Student loan advocates are still hopeful, even though President Biden's COVID relief package didn't include student loan forgiveness.
- Student loan forgiveness is not in the $1.9 trillion COVID relief package signed by President Joe Biden, but advocates are hopeful.
ASHLEY HARRINGTON: It can be very stressful, so many people to have this much debt, and for many to not be making any progress paying it down.
- The law does include a broad tax exemption that would cover the discharge of federal and private student debts through the end of 2025. Supporters of loan forgiveness are watching what's next. So are borrowers.
MARY BETH SMITH: My life trajectory was to be pursuing a theater career, and so when these shutdowns happened-- I mean, it's been very tough.
- Mary Beth Smith is a Broadway marketer and freelance director, her income tightly tied to New York's pandemic's shut down theaters, her loans not covered by a current federal pause for more than 20 million borrowers that ends in October.
MARY BETH SMITH: I still had student loans. So loan payments and accruing interest, all that was still intact for me once COVID shut everything down.
- Natalia Abrams of the advocacy group Student Debt Crisis says widespread debt cancellation could be a stimulus of its own.
NATALIA ABRAMS: The domino effect has been that when folks have high student debt payments-- $1,000, $2,000 per month-- they can't buy houses, they can't buy cars. They aren't able to make small purchases to help that small business out.
- Senate Majority Leader Chuck Schumer is among congressional Democrats pushing President Biden to eliminate up to $50,000 per borrower by executive order.

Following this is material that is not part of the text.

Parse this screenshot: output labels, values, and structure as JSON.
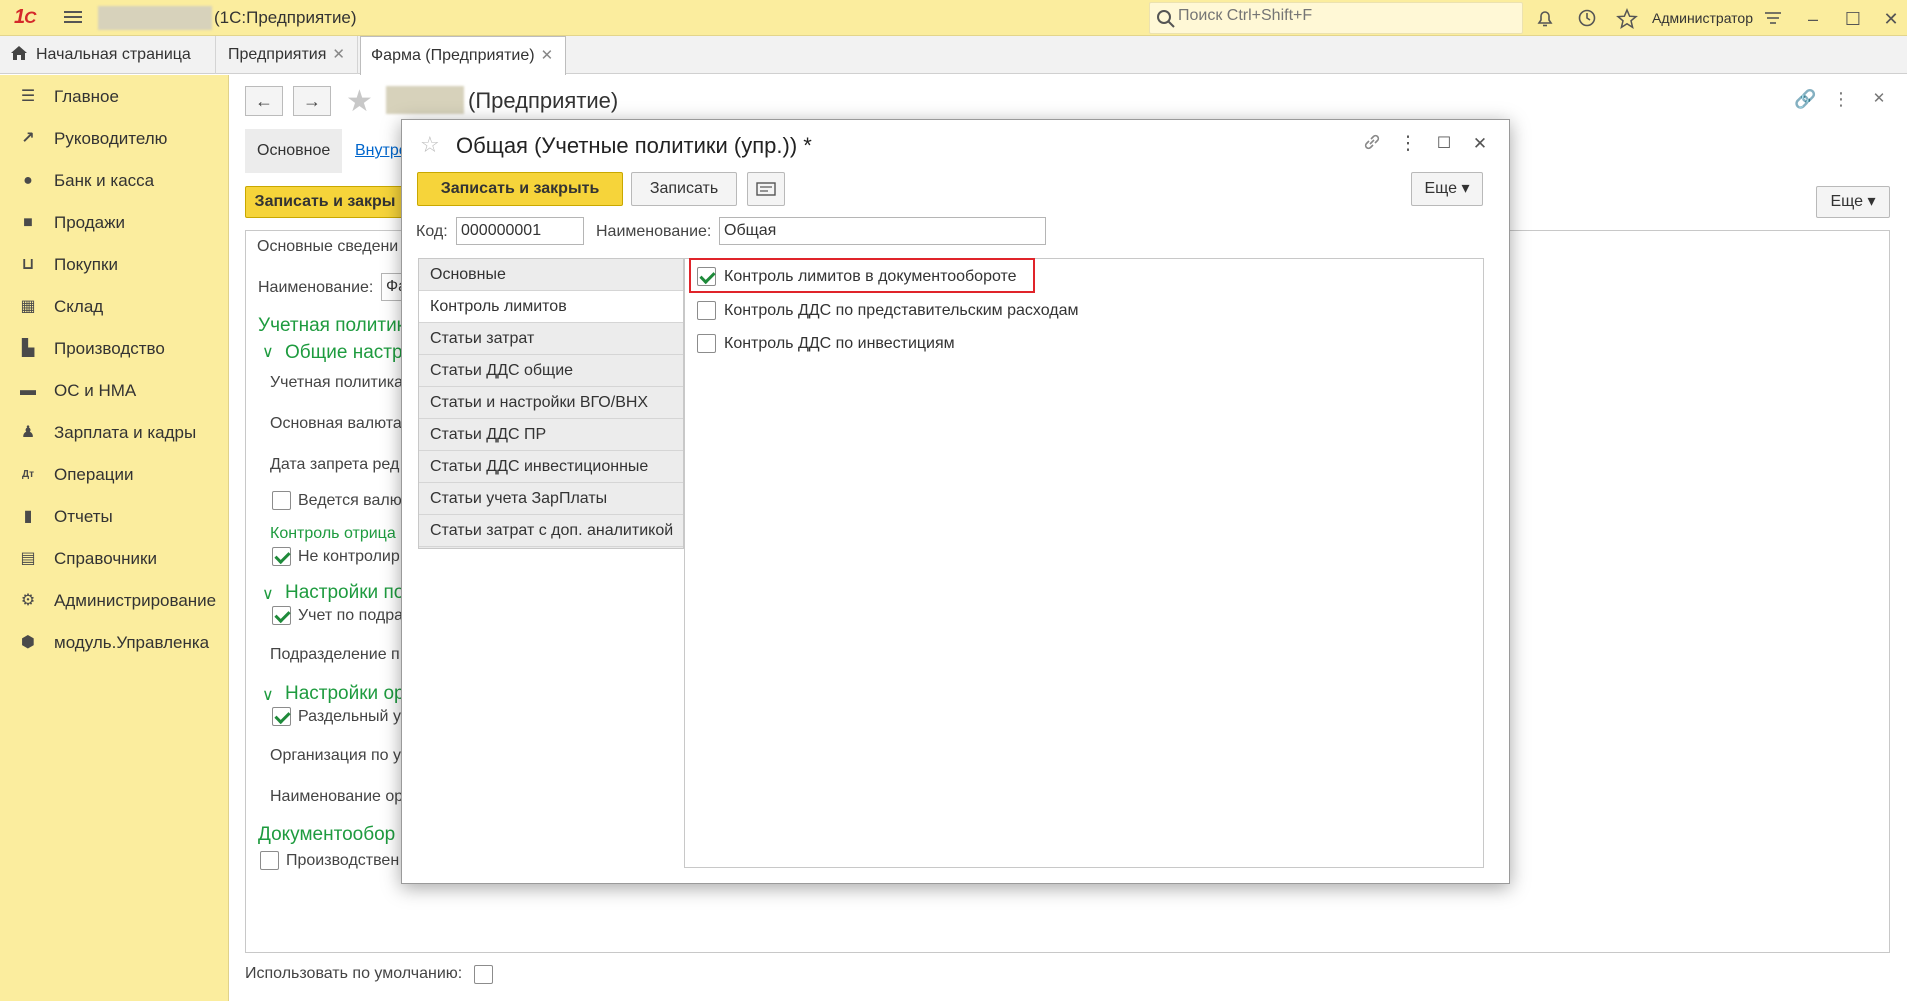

CHUCK SCHUMER: President Biden has taken some good steps in the direction of student debt, but we think he has to go much further.
- But Biden has signaled a preference for Congress to act, and for a $10,000 cap, framing a debate of 10 versus 50. Critics of loan forgiveness point to studies like a Goldman Sachs analysis that found forgiving $10,000 per borrower would add less than one tenth of a percent to US GDP. Others argue more cancellation than that could reward too many borrowers who don't need help.

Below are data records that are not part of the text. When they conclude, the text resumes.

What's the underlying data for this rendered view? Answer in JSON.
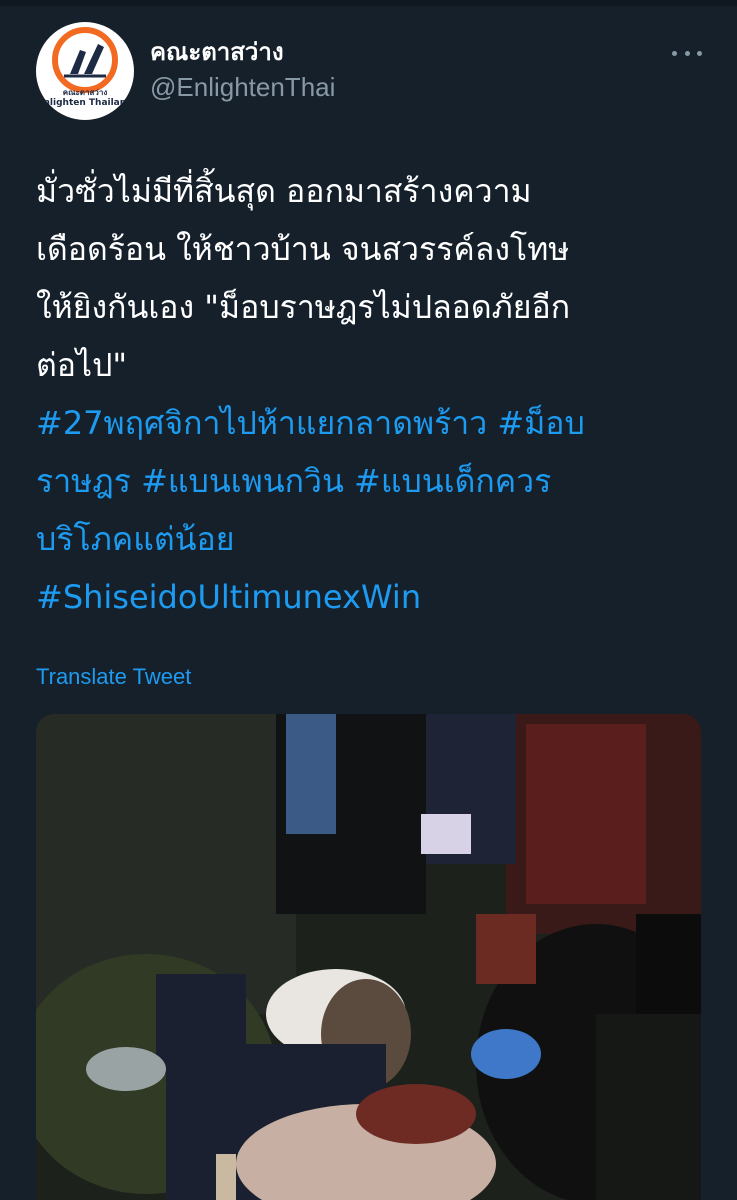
{
  "account": {
    "display_name": "คณะตาสว่าง",
    "handle": "@EnlightenThai",
    "avatar_top_text": "คณะตาสว่าง",
    "avatar_brand": "Enlighten Thailand"
  },
  "tweet": {
    "text_lines": [
      "มั่วซั่วไม่มีที่สิ้นสุด ออกมาสร้างความ",
      "เดือดร้อน ให้ชาวบ้าน จนสวรรค์ลงโทษ",
      " ให้ยิงกันเอง \"ม็อบราษฎรไม่ปลอดภัยอีก",
      "ต่อไป\""
    ],
    "hashtags": [
      " #27พฤศจิกาไปห้าแยกลาดพร้าว",
      "#ม็อบราษฎร",
      "#แบนเพนกวิน",
      "#แบนเด็กควรบริโภคแต่น้อย",
      "#ShiseidoUltimunexWin"
    ],
    "hashtag_lines": [
      [
        " #27พฤศจิกาไปห้าแยกลาดพร้าว",
        " #ม็อบ"
      ],
      [
        "ราษฎร",
        " #แบนเพนกวิน",
        " #แบนเด็กควร"
      ],
      [
        "บริโภคแต่น้อย"
      ],
      [
        "#ShiseidoUltimunexWin"
      ]
    ],
    "translate_label": "Translate Tweet"
  },
  "icons": {
    "more": "more-options-icon"
  },
  "colors": {
    "background": "#15202b",
    "link": "#1d9bf0",
    "secondary_text": "#8899a6"
  }
}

Ashley Harrington of the Center for Responsible Lending says it could level the playing field for those who do, especially borrowers of color, who lean more on loans for their higher education.

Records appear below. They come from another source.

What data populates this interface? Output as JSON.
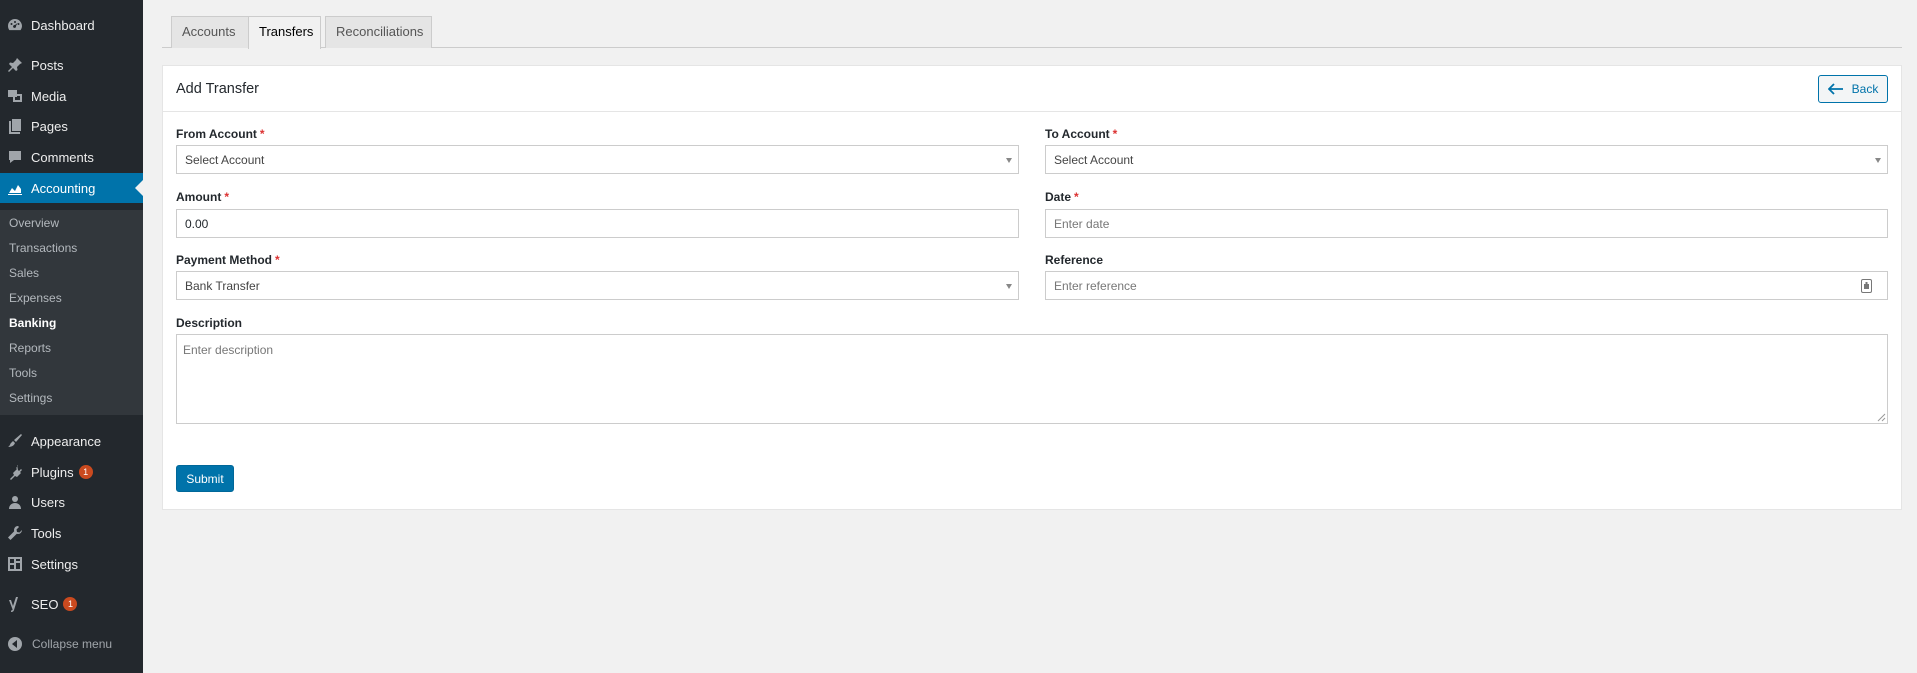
{
  "sidebar": {
    "menu": [
      {
        "label": "Dashboard",
        "icon": "dashboard-icon"
      },
      {
        "label": "Posts",
        "icon": "pin-icon"
      },
      {
        "label": "Media",
        "icon": "media-icon"
      },
      {
        "label": "Pages",
        "icon": "pages-icon"
      },
      {
        "label": "Comments",
        "icon": "comments-icon"
      },
      {
        "label": "Accounting",
        "icon": "chart-area-icon"
      }
    ],
    "submenu": [
      "Overview",
      "Transactions",
      "Sales",
      "Expenses",
      "Banking",
      "Reports",
      "Tools",
      "Settings"
    ],
    "current_submenu": "Banking",
    "menu2": [
      {
        "label": "Appearance",
        "icon": "brush-icon"
      },
      {
        "label": "Plugins",
        "icon": "plugin-icon",
        "badge": "1"
      },
      {
        "label": "Users",
        "icon": "users-icon"
      },
      {
        "label": "Tools",
        "icon": "wrench-icon"
      },
      {
        "label": "Settings",
        "icon": "settings-icon"
      },
      {
        "label": "SEO",
        "icon": "yoast-icon",
        "badge": "1"
      }
    ],
    "collapse_label": "Collapse menu"
  },
  "tabs": [
    "Accounts",
    "Transfers",
    "Reconciliations"
  ],
  "active_tab": "Transfers",
  "panel": {
    "title": "Add Transfer",
    "back_label": "Back"
  },
  "form": {
    "from_account": {
      "label": "From Account",
      "required": "*",
      "placeholder": "Select Account"
    },
    "to_account": {
      "label": "To Account",
      "required": "*",
      "placeholder": "Select Account"
    },
    "amount": {
      "label": "Amount",
      "required": "*",
      "value": "0.00"
    },
    "date": {
      "label": "Date",
      "required": "*",
      "placeholder": "Enter date"
    },
    "payment_method": {
      "label": "Payment Method",
      "required": "*",
      "value": "Bank Transfer"
    },
    "reference": {
      "label": "Reference",
      "placeholder": "Enter reference"
    },
    "description": {
      "label": "Description",
      "placeholder": "Enter description"
    },
    "submit_label": "Submit"
  },
  "colors": {
    "sidebar_bg": "#23282d",
    "submenu_bg": "#32373c",
    "accent": "#0073aa",
    "badge": "#ca4a1f",
    "required": "#dc3232"
  }
}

ASHLEY HARRINGTON: There are so many Black and Brown families who make a middle class income but are unable to live a middle class lifestyle because of student debt is holding them back from doing all the things we'd associate with middle class. Buying a house, starting a business, saving for retirement.
- More than 45 million Americans carry student loan debt.